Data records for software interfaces
★ ★ ★ ★ ★ ★ ★

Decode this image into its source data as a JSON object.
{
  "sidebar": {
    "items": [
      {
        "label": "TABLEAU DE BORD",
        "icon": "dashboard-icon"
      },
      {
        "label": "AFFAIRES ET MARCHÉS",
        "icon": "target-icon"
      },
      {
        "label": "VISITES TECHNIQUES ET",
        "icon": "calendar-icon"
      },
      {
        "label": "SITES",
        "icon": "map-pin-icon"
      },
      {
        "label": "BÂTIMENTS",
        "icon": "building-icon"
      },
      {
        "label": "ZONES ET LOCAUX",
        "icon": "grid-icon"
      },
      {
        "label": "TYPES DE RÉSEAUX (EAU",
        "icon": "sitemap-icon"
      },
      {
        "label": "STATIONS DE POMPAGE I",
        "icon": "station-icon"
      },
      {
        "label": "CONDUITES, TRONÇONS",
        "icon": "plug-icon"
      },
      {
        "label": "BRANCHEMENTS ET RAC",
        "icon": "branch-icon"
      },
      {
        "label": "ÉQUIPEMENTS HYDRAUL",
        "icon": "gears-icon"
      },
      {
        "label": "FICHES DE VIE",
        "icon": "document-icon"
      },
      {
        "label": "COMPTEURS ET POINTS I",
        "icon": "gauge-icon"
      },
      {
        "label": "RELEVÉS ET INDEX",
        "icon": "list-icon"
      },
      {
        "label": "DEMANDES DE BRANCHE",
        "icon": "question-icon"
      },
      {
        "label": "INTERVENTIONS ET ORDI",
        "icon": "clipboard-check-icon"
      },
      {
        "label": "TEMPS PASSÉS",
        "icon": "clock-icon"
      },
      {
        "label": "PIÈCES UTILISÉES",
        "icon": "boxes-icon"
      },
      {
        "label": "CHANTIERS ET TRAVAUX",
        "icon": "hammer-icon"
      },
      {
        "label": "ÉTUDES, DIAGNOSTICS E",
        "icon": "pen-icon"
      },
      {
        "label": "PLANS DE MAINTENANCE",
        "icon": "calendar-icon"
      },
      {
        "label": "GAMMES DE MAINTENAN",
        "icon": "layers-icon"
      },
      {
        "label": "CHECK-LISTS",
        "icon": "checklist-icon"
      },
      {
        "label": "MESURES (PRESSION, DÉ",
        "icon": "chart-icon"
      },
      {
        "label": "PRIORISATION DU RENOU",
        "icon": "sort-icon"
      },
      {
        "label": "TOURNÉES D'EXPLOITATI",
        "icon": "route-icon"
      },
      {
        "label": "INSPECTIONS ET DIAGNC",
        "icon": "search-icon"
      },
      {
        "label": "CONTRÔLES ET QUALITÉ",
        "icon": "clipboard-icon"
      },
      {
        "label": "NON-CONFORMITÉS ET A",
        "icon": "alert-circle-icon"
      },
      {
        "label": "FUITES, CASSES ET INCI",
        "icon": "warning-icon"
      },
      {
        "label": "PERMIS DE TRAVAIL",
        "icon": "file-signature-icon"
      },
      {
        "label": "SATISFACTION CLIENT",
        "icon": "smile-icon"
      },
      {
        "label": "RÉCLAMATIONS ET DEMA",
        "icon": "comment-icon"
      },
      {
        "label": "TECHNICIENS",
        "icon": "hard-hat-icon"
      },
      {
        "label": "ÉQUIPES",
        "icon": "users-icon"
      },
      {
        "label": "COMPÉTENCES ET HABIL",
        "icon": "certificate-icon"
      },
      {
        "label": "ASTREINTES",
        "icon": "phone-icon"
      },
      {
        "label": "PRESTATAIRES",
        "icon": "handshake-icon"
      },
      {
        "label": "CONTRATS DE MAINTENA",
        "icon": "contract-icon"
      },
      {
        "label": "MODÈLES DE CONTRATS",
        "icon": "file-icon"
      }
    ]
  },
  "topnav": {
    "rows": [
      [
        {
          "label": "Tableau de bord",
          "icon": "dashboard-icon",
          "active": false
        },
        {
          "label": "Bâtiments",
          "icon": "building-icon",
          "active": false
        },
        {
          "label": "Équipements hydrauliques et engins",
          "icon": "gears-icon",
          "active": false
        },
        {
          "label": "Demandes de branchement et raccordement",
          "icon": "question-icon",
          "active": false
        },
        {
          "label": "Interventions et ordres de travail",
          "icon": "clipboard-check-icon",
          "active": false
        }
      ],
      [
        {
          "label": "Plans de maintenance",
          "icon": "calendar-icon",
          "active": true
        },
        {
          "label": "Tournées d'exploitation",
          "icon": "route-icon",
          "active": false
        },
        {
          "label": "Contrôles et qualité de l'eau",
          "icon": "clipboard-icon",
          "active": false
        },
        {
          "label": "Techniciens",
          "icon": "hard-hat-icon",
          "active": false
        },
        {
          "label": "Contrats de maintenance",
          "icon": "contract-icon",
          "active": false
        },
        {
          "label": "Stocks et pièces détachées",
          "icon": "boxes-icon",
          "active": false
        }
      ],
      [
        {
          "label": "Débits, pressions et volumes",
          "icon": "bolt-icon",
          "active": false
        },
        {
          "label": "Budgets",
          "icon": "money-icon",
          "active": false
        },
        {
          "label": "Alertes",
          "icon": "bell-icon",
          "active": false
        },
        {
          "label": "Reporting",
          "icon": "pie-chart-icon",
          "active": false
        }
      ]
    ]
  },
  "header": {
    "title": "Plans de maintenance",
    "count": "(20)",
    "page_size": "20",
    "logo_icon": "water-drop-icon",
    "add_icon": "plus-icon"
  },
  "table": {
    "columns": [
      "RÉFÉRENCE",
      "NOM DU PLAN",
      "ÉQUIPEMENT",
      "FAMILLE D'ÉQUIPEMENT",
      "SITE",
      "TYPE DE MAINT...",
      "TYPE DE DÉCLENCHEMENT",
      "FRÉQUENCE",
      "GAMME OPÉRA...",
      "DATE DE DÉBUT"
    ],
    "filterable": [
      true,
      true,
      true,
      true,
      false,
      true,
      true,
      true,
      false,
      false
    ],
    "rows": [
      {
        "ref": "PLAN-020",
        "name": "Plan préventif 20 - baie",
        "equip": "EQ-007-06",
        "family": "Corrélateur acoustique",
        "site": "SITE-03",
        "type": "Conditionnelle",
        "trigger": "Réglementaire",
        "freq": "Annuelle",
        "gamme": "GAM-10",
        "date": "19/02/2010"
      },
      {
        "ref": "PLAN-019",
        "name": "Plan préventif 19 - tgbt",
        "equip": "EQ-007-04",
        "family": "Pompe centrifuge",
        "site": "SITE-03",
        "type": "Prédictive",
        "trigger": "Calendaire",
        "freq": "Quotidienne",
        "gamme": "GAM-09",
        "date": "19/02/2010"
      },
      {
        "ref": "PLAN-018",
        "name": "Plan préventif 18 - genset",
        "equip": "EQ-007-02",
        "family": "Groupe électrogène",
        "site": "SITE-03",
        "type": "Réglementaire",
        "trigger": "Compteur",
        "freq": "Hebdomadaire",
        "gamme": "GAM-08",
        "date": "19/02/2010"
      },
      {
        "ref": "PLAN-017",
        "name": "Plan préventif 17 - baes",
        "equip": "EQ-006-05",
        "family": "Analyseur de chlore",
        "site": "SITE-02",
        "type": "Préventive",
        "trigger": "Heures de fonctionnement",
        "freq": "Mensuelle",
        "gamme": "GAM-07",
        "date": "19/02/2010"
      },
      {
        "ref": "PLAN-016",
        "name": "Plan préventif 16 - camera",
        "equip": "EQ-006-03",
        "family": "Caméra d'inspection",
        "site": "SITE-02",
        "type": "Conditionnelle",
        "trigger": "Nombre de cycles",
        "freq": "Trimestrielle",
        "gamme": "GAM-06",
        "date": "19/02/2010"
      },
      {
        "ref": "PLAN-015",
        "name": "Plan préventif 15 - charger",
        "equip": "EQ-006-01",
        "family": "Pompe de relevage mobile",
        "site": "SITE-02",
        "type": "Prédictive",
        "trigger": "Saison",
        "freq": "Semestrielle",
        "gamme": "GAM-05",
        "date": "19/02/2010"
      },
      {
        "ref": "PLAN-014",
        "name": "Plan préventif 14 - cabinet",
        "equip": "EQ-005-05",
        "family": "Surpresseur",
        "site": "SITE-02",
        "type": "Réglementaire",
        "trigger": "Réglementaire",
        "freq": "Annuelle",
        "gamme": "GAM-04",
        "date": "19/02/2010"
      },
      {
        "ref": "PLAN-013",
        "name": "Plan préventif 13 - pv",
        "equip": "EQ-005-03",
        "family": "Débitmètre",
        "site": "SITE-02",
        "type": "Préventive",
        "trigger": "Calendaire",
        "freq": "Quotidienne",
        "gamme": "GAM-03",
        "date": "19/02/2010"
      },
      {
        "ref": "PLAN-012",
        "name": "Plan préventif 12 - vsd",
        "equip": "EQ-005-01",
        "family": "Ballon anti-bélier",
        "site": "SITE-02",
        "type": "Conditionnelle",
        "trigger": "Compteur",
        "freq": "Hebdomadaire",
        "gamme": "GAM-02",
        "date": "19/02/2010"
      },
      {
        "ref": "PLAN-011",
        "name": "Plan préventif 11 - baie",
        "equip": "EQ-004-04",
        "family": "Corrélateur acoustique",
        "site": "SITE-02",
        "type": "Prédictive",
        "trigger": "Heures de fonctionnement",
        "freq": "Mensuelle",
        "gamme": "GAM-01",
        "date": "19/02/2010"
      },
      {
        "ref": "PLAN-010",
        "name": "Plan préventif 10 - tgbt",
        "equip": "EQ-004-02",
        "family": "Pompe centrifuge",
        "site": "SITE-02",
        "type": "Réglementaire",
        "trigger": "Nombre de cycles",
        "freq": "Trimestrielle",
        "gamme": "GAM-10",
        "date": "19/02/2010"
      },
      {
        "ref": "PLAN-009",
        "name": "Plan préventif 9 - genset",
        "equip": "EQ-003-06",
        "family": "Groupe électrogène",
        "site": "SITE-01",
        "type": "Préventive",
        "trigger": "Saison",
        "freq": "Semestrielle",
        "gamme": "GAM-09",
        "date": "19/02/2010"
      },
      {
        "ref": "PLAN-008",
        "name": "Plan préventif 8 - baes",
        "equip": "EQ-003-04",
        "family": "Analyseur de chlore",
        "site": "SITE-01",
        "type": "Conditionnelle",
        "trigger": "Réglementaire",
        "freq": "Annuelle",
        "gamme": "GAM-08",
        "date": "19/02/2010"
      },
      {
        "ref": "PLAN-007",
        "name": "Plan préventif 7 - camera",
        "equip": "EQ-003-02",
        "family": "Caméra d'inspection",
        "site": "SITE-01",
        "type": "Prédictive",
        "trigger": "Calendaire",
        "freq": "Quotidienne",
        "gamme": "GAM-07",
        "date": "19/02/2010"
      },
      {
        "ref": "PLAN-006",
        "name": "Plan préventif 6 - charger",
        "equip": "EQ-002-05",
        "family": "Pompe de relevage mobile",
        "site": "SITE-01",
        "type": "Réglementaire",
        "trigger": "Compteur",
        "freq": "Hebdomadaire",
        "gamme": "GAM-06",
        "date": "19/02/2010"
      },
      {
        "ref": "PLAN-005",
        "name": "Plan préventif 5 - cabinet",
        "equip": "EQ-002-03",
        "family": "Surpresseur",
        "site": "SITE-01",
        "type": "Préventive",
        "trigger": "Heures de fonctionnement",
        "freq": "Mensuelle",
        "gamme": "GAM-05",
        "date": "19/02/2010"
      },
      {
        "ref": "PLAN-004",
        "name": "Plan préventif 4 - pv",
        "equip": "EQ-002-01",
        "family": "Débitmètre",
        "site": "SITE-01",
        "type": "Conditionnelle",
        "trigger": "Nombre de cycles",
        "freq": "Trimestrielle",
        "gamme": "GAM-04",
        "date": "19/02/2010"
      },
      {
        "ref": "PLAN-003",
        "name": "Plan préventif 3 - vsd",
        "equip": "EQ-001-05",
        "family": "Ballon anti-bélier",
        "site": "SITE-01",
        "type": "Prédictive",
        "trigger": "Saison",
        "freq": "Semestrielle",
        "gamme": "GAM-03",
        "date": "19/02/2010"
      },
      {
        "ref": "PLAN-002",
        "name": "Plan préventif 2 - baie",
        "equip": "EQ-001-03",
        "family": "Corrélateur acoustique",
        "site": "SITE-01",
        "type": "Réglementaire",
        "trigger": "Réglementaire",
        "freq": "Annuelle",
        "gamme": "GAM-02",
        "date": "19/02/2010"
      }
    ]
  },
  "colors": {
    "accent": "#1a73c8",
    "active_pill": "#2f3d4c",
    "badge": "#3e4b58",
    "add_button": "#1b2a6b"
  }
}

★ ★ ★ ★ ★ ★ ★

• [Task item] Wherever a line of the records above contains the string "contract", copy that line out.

• [Your response]
        "icon": "contract-icon"
          "icon": "contract-icon",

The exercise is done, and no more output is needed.